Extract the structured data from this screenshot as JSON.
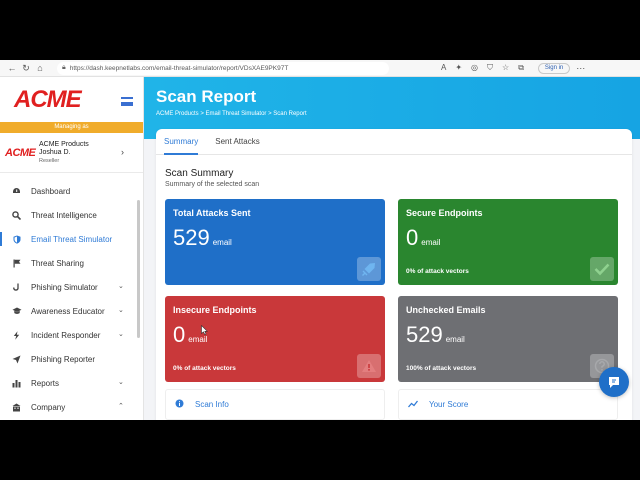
{
  "browser": {
    "url": "https://dash.keepnetlabs.com/email-threat-simulator/report/VDsXAE9PK97T",
    "sign_in_label": "Sign in"
  },
  "sidebar": {
    "brand": "ACME",
    "managing_label": "Managing as",
    "account": {
      "company": "ACME Products",
      "user": "Joshua D.",
      "role": "Reseller"
    },
    "items": [
      {
        "label": "Dashboard",
        "icon": "dashboard-icon"
      },
      {
        "label": "Threat Intelligence",
        "icon": "search-icon"
      },
      {
        "label": "Email Threat Simulator",
        "icon": "shield-icon",
        "active": true
      },
      {
        "label": "Threat Sharing",
        "icon": "flag-icon"
      },
      {
        "label": "Phishing Simulator",
        "icon": "hook-icon",
        "expandable": true
      },
      {
        "label": "Awareness Educator",
        "icon": "graduation-cap-icon",
        "expandable": true
      },
      {
        "label": "Incident Responder",
        "icon": "bolt-icon",
        "expandable": true
      },
      {
        "label": "Phishing Reporter",
        "icon": "paper-plane-icon"
      },
      {
        "label": "Reports",
        "icon": "bar-chart-icon",
        "expandable": true
      },
      {
        "label": "Company",
        "icon": "building-icon",
        "expandable": true,
        "expanded": true
      }
    ]
  },
  "header": {
    "title": "Scan Report",
    "breadcrumb": "ACME Products > Email Threat Simulator > Scan Report"
  },
  "tabs": [
    {
      "label": "Summary",
      "active": true
    },
    {
      "label": "Sent Attacks"
    }
  ],
  "summary": {
    "title": "Scan Summary",
    "subtitle": "Summary of the selected scan",
    "tiles": [
      {
        "label": "Total Attacks Sent",
        "value": "529",
        "unit": "email",
        "footer": "",
        "color": "#1f6fc8",
        "icon": "sword-icon"
      },
      {
        "label": "Secure Endpoints",
        "value": "0",
        "unit": "email",
        "footer": "0% of attack vectors",
        "color": "#2a862f",
        "icon": "check-icon"
      },
      {
        "label": "Insecure Endpoints",
        "value": "0",
        "unit": "email",
        "footer": "0% of attack vectors",
        "color": "#c9383a",
        "icon": "warning-icon"
      },
      {
        "label": "Unchecked Emails",
        "value": "529",
        "unit": "email",
        "footer": "100% of attack vectors",
        "color": "#6e6f73",
        "icon": "question-icon"
      }
    ]
  },
  "panels": {
    "scan_info": "Scan Info",
    "your_score": "Your Score"
  }
}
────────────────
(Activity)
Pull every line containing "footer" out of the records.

(Answer section)
        "footer": "",
        "footer": "0% of attack vectors",
        "footer": "0% of attack vectors",
        "footer": "100% of attack vectors",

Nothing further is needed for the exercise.